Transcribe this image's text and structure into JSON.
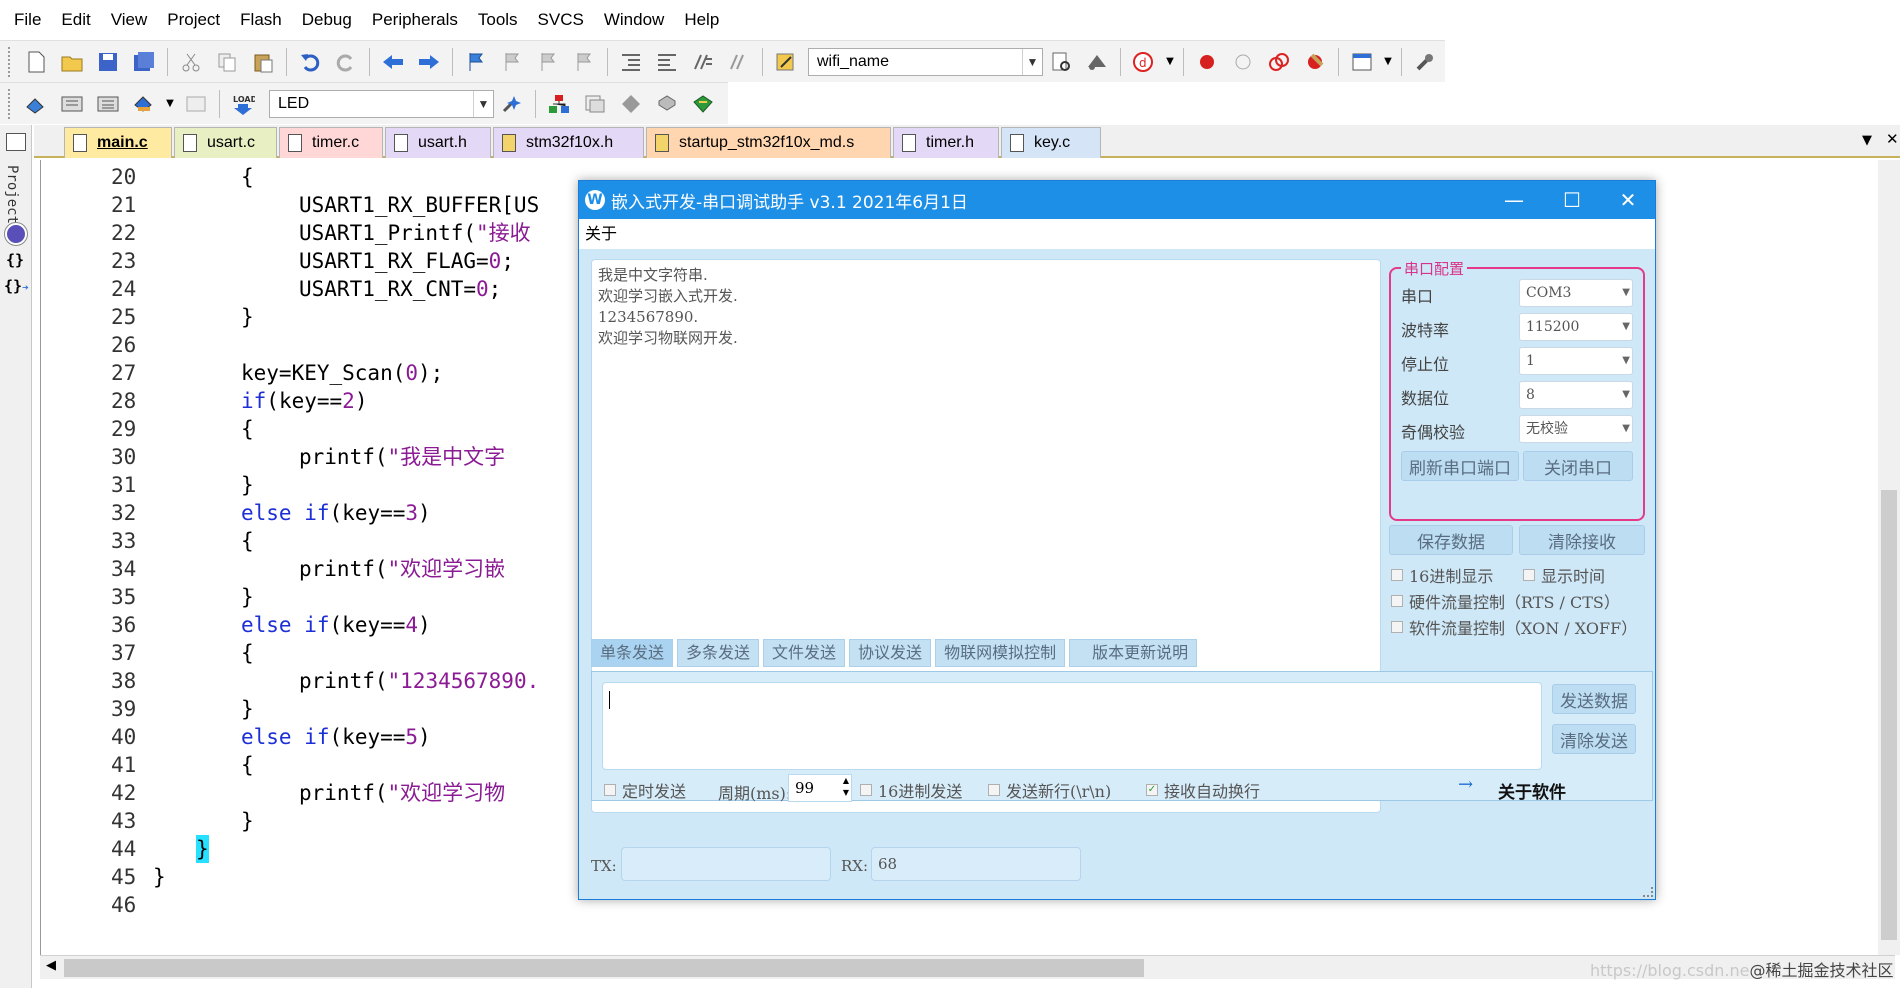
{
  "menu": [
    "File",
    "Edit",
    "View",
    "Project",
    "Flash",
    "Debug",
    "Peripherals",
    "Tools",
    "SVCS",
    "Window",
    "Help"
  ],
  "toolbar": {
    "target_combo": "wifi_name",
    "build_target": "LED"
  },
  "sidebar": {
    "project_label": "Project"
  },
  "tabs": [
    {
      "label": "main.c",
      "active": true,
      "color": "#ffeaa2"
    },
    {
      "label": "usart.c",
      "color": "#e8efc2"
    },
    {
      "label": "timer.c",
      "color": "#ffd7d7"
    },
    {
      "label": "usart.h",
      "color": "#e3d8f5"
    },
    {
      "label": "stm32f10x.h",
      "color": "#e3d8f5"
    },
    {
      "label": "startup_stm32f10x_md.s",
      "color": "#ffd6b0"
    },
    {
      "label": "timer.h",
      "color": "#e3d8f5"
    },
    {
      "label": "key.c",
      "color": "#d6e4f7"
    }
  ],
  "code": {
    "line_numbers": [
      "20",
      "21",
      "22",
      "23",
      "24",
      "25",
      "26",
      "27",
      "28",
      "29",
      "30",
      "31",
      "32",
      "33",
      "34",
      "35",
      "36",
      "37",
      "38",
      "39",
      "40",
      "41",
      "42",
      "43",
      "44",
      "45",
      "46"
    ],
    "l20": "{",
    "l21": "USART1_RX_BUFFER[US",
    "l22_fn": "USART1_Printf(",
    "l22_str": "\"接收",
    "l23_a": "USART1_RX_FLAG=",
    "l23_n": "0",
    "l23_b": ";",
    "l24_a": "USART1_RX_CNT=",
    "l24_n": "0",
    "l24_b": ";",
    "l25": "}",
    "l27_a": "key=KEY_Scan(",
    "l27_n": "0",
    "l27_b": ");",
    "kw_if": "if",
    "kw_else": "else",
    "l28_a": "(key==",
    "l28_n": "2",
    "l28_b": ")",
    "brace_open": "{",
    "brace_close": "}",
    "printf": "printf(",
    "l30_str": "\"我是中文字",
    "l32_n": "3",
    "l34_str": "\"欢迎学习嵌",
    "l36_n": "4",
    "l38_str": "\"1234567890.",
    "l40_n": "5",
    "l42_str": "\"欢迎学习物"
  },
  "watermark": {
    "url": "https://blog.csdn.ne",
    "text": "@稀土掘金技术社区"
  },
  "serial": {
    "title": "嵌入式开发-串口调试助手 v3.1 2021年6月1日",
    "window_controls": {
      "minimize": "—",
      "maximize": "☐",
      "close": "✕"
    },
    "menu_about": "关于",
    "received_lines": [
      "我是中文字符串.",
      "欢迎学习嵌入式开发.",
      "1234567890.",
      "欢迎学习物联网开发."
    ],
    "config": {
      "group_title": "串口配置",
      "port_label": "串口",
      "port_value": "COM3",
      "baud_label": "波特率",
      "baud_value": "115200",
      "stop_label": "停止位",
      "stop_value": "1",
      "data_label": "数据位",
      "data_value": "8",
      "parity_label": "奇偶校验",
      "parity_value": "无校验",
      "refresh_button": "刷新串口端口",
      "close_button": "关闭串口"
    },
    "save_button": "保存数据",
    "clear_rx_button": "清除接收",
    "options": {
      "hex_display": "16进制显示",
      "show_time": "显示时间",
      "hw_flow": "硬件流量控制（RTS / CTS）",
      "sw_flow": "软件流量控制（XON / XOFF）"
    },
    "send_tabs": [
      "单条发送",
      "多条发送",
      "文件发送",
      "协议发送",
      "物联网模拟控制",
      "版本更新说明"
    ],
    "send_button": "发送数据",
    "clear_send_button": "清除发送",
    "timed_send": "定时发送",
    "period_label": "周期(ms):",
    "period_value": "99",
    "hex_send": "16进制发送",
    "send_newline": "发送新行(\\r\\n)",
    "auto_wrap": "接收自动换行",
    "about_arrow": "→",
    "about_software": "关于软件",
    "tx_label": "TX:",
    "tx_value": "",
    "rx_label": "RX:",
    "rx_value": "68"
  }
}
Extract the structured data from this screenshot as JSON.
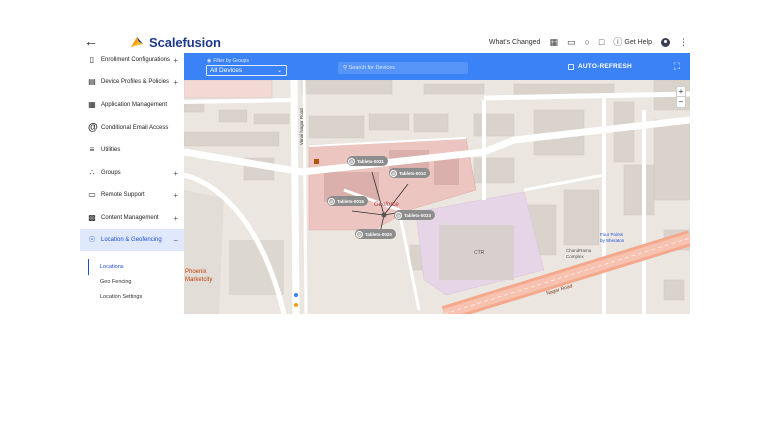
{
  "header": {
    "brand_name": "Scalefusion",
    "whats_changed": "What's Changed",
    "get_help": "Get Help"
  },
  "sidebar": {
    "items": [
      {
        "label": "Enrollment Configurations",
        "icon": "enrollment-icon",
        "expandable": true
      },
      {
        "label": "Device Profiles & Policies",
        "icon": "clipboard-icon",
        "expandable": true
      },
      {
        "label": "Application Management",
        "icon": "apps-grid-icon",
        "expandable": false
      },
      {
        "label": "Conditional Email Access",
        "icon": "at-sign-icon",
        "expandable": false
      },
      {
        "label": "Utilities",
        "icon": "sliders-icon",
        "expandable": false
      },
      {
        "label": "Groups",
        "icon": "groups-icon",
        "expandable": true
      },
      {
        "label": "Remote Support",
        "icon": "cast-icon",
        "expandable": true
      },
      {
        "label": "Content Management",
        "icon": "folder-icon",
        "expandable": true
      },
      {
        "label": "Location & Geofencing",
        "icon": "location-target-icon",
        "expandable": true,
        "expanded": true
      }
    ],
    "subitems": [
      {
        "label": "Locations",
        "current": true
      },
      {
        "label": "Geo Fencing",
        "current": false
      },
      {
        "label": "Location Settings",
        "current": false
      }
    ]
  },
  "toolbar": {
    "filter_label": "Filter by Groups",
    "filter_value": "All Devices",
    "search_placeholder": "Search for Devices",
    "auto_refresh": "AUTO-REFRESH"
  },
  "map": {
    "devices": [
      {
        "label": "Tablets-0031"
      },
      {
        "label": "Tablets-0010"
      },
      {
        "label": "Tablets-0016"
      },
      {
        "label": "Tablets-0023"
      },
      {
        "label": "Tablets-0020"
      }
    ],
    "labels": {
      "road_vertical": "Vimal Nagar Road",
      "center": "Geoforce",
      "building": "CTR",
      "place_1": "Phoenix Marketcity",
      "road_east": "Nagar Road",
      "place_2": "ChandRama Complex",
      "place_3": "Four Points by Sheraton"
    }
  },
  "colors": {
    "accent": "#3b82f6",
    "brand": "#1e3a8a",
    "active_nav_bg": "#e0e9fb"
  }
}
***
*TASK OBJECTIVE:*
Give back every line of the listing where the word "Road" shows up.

*FINISHED TASK:*
      "road_vertical": "Vimal Nagar Road",
      "road_east": "Nagar Road",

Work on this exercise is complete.